_Data supplied_
--

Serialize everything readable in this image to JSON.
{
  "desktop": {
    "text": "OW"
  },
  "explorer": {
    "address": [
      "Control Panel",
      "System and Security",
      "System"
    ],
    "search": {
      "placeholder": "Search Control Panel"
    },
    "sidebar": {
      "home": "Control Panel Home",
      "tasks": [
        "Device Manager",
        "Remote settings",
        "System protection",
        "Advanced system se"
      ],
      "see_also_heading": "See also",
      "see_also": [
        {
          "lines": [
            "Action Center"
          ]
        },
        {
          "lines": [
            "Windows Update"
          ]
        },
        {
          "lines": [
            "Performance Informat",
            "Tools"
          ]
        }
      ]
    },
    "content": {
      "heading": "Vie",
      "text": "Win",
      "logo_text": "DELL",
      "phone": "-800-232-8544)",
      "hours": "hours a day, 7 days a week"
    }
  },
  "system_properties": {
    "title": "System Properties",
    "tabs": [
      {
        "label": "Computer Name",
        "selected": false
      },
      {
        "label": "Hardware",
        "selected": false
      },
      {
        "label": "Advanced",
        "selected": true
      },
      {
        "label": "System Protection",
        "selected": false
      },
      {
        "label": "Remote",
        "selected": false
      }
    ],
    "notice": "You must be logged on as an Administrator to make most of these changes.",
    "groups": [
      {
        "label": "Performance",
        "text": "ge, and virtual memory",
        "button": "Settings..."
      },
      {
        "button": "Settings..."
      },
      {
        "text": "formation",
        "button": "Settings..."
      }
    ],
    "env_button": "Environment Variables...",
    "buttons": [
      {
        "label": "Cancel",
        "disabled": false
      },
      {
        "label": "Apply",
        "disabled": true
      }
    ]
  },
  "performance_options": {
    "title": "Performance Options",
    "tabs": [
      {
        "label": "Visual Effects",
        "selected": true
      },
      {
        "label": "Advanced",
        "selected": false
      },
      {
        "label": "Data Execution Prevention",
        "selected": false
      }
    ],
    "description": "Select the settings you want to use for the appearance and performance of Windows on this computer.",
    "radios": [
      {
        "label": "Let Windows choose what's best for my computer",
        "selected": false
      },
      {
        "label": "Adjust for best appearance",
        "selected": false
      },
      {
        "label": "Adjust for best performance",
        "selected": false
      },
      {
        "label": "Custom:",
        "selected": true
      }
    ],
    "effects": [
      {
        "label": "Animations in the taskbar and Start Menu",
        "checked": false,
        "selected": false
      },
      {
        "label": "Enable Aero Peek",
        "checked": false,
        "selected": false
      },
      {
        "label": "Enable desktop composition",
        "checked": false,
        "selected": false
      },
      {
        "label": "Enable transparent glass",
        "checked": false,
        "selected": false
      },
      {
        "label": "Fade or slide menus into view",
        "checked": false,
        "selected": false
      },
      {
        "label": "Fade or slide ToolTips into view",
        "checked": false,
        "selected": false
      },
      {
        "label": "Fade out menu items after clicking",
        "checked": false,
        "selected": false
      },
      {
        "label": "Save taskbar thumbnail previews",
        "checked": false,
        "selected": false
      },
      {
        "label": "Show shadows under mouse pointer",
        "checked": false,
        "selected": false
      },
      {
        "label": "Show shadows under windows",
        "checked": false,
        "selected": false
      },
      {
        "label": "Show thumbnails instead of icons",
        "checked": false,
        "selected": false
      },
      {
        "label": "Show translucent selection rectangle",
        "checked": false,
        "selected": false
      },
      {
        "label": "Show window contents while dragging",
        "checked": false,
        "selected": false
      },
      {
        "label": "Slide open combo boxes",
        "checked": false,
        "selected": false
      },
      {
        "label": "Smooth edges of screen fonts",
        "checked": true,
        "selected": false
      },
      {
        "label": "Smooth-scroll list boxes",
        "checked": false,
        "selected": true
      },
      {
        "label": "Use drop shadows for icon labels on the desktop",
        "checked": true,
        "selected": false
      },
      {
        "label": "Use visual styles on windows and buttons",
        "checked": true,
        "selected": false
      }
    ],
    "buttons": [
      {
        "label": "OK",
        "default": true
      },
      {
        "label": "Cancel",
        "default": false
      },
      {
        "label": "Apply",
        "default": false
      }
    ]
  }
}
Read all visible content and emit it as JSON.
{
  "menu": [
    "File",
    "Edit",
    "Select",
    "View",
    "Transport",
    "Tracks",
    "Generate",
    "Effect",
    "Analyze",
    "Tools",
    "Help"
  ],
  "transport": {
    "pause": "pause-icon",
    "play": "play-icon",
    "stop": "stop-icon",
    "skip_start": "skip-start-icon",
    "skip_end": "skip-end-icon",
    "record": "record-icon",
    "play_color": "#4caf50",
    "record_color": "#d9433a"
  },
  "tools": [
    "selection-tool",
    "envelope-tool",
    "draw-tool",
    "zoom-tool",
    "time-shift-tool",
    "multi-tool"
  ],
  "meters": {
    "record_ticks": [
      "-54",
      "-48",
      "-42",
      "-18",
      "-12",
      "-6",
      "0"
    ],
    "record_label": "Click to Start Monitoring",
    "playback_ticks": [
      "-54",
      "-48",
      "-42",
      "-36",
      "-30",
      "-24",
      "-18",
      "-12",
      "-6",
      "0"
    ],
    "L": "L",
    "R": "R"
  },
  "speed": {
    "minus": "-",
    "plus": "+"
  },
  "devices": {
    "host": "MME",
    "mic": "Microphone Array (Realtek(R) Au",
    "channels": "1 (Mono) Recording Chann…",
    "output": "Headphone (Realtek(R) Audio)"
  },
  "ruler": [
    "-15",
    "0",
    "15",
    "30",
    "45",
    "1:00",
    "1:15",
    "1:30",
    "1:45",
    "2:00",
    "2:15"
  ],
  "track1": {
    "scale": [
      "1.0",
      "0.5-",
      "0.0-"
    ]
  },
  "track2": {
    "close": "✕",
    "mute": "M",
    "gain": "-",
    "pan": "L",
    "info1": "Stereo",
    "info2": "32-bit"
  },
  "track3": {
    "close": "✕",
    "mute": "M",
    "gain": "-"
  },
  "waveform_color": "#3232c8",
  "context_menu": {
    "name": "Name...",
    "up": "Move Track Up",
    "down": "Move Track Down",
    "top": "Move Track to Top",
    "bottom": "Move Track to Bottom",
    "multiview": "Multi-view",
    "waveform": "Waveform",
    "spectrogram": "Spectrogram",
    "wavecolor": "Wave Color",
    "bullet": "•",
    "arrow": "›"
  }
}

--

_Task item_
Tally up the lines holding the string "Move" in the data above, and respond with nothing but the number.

_Completed task_
4